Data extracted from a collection
....

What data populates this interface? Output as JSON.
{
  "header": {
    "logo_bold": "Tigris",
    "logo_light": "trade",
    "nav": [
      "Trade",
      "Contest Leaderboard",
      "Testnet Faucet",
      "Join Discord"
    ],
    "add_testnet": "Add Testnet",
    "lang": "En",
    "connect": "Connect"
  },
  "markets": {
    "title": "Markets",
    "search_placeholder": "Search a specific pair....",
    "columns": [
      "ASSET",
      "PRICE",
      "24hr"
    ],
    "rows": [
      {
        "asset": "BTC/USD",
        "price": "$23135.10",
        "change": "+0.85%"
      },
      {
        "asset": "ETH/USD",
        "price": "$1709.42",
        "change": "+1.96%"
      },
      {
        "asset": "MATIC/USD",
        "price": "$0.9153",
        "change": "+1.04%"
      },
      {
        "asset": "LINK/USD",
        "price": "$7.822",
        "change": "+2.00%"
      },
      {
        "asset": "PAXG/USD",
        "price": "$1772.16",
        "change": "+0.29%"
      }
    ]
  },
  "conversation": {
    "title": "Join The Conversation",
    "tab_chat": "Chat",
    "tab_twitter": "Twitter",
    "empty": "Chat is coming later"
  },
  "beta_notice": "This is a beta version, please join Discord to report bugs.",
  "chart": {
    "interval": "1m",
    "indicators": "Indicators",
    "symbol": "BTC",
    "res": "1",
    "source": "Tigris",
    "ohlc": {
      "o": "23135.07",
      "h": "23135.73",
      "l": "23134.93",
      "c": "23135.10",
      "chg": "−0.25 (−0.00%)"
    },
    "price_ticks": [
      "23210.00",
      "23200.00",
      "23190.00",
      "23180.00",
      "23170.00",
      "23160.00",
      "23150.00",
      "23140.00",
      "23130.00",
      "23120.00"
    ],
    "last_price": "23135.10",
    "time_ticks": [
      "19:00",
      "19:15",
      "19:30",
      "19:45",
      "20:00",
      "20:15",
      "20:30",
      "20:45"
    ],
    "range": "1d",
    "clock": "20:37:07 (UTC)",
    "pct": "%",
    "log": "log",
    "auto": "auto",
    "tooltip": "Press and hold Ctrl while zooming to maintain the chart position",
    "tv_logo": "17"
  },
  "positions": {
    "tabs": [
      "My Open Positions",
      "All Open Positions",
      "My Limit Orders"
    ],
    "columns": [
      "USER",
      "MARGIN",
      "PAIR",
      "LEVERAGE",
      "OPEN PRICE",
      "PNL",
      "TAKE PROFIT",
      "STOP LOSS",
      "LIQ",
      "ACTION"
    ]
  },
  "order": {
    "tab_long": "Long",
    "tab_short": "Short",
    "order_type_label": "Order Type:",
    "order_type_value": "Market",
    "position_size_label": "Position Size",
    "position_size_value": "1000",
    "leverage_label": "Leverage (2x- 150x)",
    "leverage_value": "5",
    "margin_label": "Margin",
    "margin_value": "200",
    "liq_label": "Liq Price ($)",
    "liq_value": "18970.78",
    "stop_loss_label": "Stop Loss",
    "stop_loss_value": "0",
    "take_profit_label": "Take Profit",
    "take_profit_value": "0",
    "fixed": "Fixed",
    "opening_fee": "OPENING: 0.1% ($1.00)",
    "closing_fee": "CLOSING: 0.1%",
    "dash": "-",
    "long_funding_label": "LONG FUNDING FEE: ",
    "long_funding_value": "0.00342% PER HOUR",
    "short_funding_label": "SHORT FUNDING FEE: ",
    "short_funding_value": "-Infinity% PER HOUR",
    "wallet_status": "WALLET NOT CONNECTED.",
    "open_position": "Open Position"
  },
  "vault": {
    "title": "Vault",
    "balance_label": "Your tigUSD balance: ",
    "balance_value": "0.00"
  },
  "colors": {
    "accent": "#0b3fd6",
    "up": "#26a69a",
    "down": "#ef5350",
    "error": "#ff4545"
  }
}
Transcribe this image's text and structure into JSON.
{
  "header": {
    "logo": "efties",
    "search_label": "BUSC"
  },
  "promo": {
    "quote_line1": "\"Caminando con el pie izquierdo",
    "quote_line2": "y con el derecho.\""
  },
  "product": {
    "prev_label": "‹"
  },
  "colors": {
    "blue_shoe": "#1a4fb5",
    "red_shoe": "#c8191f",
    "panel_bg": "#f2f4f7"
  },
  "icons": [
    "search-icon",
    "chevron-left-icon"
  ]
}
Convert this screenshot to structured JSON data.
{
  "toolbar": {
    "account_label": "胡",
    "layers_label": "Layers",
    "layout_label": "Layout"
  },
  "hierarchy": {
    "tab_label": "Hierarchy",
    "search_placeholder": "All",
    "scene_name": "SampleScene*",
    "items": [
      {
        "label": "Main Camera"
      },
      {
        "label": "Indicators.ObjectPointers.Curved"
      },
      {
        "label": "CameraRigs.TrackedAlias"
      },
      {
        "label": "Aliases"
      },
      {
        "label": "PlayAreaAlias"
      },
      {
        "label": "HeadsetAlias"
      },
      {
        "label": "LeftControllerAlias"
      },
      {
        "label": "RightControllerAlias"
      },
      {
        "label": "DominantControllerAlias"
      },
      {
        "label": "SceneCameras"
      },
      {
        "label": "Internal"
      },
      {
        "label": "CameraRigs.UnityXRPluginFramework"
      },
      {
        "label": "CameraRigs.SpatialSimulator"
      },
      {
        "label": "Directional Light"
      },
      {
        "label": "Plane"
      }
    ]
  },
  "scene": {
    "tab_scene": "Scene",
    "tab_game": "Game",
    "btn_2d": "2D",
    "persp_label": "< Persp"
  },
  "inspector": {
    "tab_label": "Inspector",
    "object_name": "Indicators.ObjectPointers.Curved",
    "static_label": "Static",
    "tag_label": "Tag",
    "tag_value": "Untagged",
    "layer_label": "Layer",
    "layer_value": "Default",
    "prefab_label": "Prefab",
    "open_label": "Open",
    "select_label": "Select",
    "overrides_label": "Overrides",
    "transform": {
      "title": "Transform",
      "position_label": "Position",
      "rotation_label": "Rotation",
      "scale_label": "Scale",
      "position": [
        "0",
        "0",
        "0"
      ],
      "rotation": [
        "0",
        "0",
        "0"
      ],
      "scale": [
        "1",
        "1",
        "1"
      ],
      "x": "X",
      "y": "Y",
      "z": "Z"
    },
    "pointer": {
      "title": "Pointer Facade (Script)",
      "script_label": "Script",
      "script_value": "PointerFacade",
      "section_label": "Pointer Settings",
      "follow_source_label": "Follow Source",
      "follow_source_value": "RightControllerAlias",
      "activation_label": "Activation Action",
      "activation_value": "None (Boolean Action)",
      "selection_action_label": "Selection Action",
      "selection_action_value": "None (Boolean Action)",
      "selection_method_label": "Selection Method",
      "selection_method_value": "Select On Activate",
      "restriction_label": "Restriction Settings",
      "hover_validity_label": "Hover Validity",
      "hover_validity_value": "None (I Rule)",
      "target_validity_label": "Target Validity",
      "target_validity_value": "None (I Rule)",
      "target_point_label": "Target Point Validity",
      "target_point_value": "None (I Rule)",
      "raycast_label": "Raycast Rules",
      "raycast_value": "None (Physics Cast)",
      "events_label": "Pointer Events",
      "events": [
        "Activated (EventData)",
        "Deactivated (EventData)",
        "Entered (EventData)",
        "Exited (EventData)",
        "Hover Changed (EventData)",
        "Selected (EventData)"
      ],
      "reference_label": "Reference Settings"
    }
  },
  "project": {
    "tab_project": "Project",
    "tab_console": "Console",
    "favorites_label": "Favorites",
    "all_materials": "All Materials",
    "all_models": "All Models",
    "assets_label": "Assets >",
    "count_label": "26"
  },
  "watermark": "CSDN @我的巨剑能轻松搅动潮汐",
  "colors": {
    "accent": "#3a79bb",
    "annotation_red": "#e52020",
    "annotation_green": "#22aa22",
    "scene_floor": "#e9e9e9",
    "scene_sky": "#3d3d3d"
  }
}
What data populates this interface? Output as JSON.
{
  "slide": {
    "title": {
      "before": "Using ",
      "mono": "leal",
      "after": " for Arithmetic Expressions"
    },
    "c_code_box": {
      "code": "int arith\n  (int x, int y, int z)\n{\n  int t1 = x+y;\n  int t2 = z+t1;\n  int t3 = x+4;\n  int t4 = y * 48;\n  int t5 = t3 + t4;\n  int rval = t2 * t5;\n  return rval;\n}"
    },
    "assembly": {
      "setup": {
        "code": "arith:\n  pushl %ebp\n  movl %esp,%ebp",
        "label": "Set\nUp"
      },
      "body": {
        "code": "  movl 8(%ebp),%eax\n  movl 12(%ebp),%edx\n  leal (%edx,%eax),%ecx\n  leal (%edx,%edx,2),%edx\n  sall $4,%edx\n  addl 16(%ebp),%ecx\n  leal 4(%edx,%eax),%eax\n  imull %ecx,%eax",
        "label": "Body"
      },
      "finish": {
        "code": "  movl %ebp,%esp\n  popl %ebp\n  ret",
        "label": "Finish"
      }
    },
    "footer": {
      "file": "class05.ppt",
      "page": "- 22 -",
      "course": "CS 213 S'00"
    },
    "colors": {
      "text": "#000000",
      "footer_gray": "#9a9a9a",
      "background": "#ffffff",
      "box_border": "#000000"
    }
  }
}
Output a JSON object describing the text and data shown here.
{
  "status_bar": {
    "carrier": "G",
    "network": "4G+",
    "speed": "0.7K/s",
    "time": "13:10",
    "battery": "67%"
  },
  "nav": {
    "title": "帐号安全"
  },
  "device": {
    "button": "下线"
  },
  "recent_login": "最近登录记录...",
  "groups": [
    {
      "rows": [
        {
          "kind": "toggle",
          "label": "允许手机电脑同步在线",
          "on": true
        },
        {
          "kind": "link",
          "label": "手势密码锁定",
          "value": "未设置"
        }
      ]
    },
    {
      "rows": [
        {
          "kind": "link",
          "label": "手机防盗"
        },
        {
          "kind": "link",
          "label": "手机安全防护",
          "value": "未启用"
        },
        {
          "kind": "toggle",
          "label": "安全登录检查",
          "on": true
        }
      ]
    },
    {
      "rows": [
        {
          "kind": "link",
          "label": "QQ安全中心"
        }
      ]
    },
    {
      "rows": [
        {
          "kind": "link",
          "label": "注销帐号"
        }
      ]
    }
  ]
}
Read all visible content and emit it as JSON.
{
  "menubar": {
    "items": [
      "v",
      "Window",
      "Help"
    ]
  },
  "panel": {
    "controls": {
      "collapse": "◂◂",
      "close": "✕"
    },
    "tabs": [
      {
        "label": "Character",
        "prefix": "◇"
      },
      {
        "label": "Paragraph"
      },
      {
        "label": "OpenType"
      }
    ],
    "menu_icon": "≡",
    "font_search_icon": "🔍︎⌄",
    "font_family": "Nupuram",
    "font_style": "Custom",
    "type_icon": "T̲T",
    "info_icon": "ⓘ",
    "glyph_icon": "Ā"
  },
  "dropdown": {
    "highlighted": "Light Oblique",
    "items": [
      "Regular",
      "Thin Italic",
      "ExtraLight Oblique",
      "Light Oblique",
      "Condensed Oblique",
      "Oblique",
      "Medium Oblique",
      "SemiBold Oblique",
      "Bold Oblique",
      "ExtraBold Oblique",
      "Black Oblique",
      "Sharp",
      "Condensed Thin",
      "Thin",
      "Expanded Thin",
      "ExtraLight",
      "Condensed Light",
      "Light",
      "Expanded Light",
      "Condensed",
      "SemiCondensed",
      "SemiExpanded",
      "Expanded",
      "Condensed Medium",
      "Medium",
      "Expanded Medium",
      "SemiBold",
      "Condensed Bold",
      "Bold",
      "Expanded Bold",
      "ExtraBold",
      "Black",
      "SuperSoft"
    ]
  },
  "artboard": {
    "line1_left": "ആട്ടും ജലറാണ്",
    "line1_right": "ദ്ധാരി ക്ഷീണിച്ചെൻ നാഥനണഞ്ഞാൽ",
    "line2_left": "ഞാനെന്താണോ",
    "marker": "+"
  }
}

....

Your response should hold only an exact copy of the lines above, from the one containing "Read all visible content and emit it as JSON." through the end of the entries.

# [Output]
Read all visible content and emit it as JSON.
{
  "menubar": {
    "items": [
      "v",
      "Window",
      "Help"
    ]
  },
  "panel": {
    "controls": {
      "collapse": "◂◂",
      "close": "✕"
    },
    "tabs": [
      {
        "label": "Character",
        "prefix": "◇"
      },
      {
        "label": "Paragraph"
      },
      {
        "label": "OpenType"
      }
    ],
    "menu_icon": "≡",
    "font_search_icon": "🔍︎⌄",
    "font_family": "Nupuram",
    "font_style": "Custom",
    "type_icon": "T̲T",
    "info_icon": "ⓘ",
    "glyph_icon": "Ā"
  },
  "dropdown": {
    "highlighted": "Light Oblique",
    "items": [
      "Regular",
      "Thin Italic",
      "ExtraLight Oblique",
      "Light Oblique",
      "Condensed Oblique",
      "Oblique",
      "Medium Oblique",
      "SemiBold Oblique",
      "Bold Oblique",
      "ExtraBold Oblique",
      "Black Oblique",
      "Sharp",
      "Condensed Thin",
      "Thin",
      "Expanded Thin",
      "ExtraLight",
      "Condensed Light",
      "Light",
      "Expanded Light",
      "Condensed",
      "SemiCondensed",
      "SemiExpanded",
      "Expanded",
      "Condensed Medium",
      "Medium",
      "Expanded Medium",
      "SemiBold",
      "Condensed Bold",
      "Bold",
      "Expanded Bold",
      "ExtraBold",
      "Black",
      "SuperSoft"
    ]
  },
  "artboard": {
    "line1_left": "ആട്ടും ജലറാണ്",
    "line1_right": "ദ്ധാരി ക്ഷീണിച്ചെൻ നാഥനണഞ്ഞാൽ",
    "line2_left": "ഞാനെന്താണോ",
    "marker": "+"
  }
}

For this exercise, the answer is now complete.